Shahen books via Flickr / Creative Commons https://creativecommons.org/licenses/by-sa/4.0/deed.en

University Showcase 11/22 Friday 8a: Professor Harry Van Buren was looking for a new adventure when he took a two-year leave from the Anderson School of Management to teach at American University of Beirut. He got more than he bargained for when massive protests broke out six weeks into his arrival.

Sarah Gustavus/KUNM

Thousands of students, teachers and community members came out on Saturday in Albuquerque for the March for Our Lives rally. Survivors led a rally in Washington D.C. and Albuquerque’s event was was one of many held across the country in response to last month’s shooting at Marjory Stoneman Douglas High School in Parkland, Florida. 

Let's Talk 2017

Dec 20, 2017
Eglin Air Force Base via CC

Let's Talk New Mexico 12/21 8a: It was a year for hard questions about race, politics and identity. Some folks will tell you it’s because the media and social media are highlighting our divisions. Others will say it’s because national politics are pinned on dog-whistle rhetoric tinged with racism and xenophobia.

Updated at 7 p.m. ET

By the time the sun rose on Sunday in the U.S., the chaotic weekend set in motion by Trump's executive order on immigration was beginning to give way to greater clarity — in some respects, at least.

Elaine Baumgartel / KUNM

Donald Trump will be sworn in as president Friday, and some New Mexicans are mobilizing in response. Protests and celebrations are planned at university campuses, local landmarks, and downtown areas. 

Marisa Demarco / KUNM

Protests have been erupting in cities around the United States in the days since Donald Trump was elected president. Hundreds of students at the University of New Mexico staged a walkout Wednesday evening.  

Marisa Demarco / KUNM

Demonstrators protested police violence in downtown Albuquerque on Wednesday, Oct. 12, a day after a hung jury resulted in a mistrial in the murder trial of two former APD officers who shot and killed James Boyd.  

Unpacking Trump's Visit To N.M.

May 25, 2016
Elaine Baumgartel / KUNM

KUNM Call In Show 5/26 8a: 

Protests outside Donald Trump's Albuquerque rally became a national story after people stormed police barriers and threw rocks at officers. But before all of that went down, hundreds demonstrated peacefully for hours. 

Mayor Richard Berry and APD Chief Gordon Eden addressed the media this afternoon regarding yesterday's protest, which the mayor earlier characterized as "mayhem." At today's news conference, Berry reiterated that what happened was not productive and said demonstrators were attempting to escalate the situation. 

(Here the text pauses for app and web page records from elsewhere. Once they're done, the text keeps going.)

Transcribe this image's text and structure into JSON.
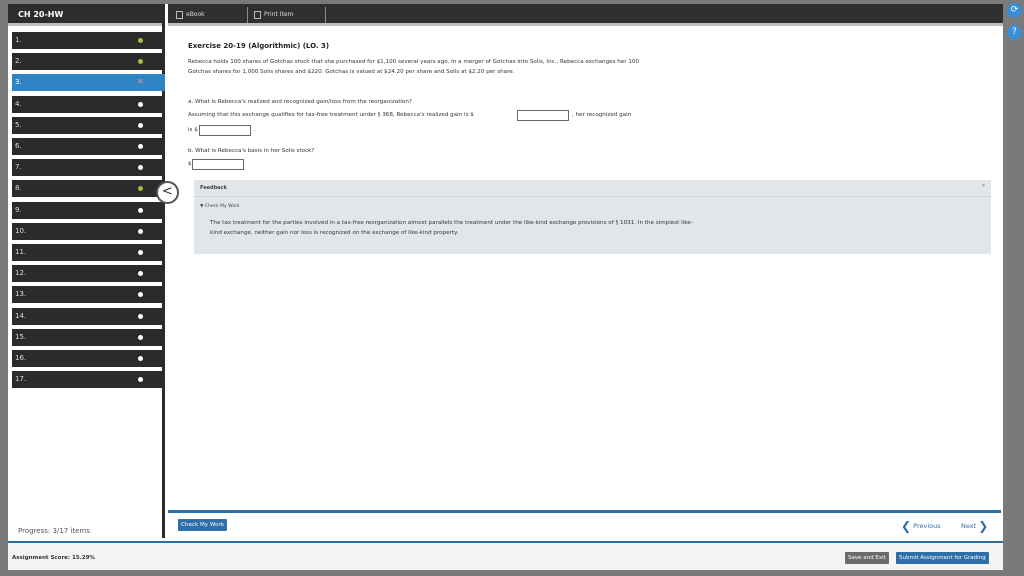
{
  "sidebar": {
    "title": "CH 20-HW",
    "items": [
      {
        "label": "1.",
        "status": "done"
      },
      {
        "label": "2.",
        "status": "done"
      },
      {
        "label": "3.",
        "status": "wrong"
      },
      {
        "label": "4.",
        "status": "open"
      },
      {
        "label": "5.",
        "status": "open"
      },
      {
        "label": "6.",
        "status": "open"
      },
      {
        "label": "7.",
        "status": "open"
      },
      {
        "label": "8.",
        "status": "done"
      },
      {
        "label": "9.",
        "status": "open"
      },
      {
        "label": "10.",
        "status": "open"
      },
      {
        "label": "11.",
        "status": "open"
      },
      {
        "label": "12.",
        "status": "open"
      },
      {
        "label": "13.",
        "status": "open"
      },
      {
        "label": "14.",
        "status": "open"
      },
      {
        "label": "15.",
        "status": "open"
      },
      {
        "label": "16.",
        "status": "open"
      },
      {
        "label": "17.",
        "status": "open"
      }
    ],
    "active_index": 2,
    "wrong_mark": "✕",
    "progress": "Progress: 3/17 items"
  },
  "toolbar": {
    "ebook_label": "eBook",
    "print_label": "Print Item"
  },
  "exercise": {
    "title": "Exercise 20-19 (Algorithmic) (LO. 3)",
    "intro": "Rebecca holds 100 shares of Gotchas stock that she purchased for $1,100 several years ago. In a merger of Gotchas into Solis, Inc., Rebecca exchanges her 100 Gotchas shares for 1,000 Solis shares and $220. Gotchas is valued at $24.20 per share and Solis at $2.20 per share.",
    "q_a": "a.  What is Rebecca's realized and recognized gain/loss from the reorganization?",
    "q_a_line": "Assuming that this exchange qualifies for tax-free treatment under § 368, Rebecca's realized gain is $",
    "q_a_tail": ", her recognized gain",
    "q_a_is": "is $",
    "q_a_period": ".",
    "q_b": "b.  What is Rebecca's basis in her Solis stock?",
    "q_b_dollar": "$"
  },
  "feedback": {
    "heading": "Feedback",
    "check": "▼ Check My Work",
    "text": "The tax treatment for the parties involved in a tax-free reorganization almost parallels the treatment under the like-kind exchange provisions of § 1031. In the simplest like-kind exchange, neither gain nor loss is recognized on the exchange of like-kind property."
  },
  "nav": {
    "check_my_work": "Check My Work",
    "previous": "Previous",
    "next": "Next",
    "back_arrow": "<"
  },
  "footer": {
    "score": "Assignment Score: 15.29%",
    "save_exit": "Save and Exit",
    "submit": "Submit Assignment for Grading"
  },
  "side_buttons": {
    "refresh": "⟳",
    "help": "?"
  }
}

Gordon described it this way: "What was a peaceful protest turned into this mob state. They were stopping traffic and engaging people who were doing nothing more than trying to get from point A to point B." 

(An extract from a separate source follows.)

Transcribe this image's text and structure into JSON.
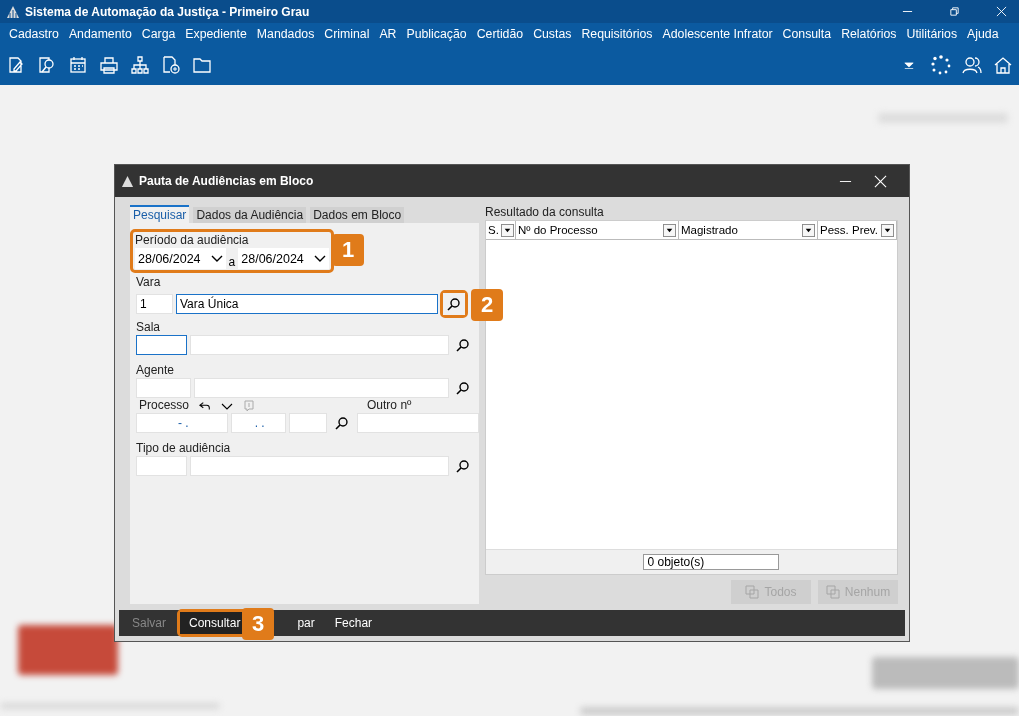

Momentum Builds at Sunday APD Demonstration

Mar 31, 2014
A still from the Daily Lobo's news show "The Howl"

  

Late Sunday night, protesters convened again in front of police headquarters, and tear gas was dispersed for the second time. The group disbanded but vowed to return. Stay tuned to KUNM 89.9 and kunm.org for updates.

The day started with city government websites going dark. The hacker collective Anonymous had called for a protest of the Albuquerque Police Department.

APD Clashes With Protesters

Mar 31, 2014
Screen Shot from the Daily Lobo's news show "The Howl"

 ALBUQUERQUE, N.M. (AP) — Albuquerque Mayor Richard Berry said last night a 10-hour protest over recent police shootings has turned from peaceful into "mayhem," as officers in riot gear clashed with protesters.

The demonstrators blocked traffic, tried to get on freeways and shouted anti-police slogans. The Albuquerque Journal reports Berry said one officer was injured, rocks were thrown and at one point protesters trapped police in a vehicle and tried to break the windows.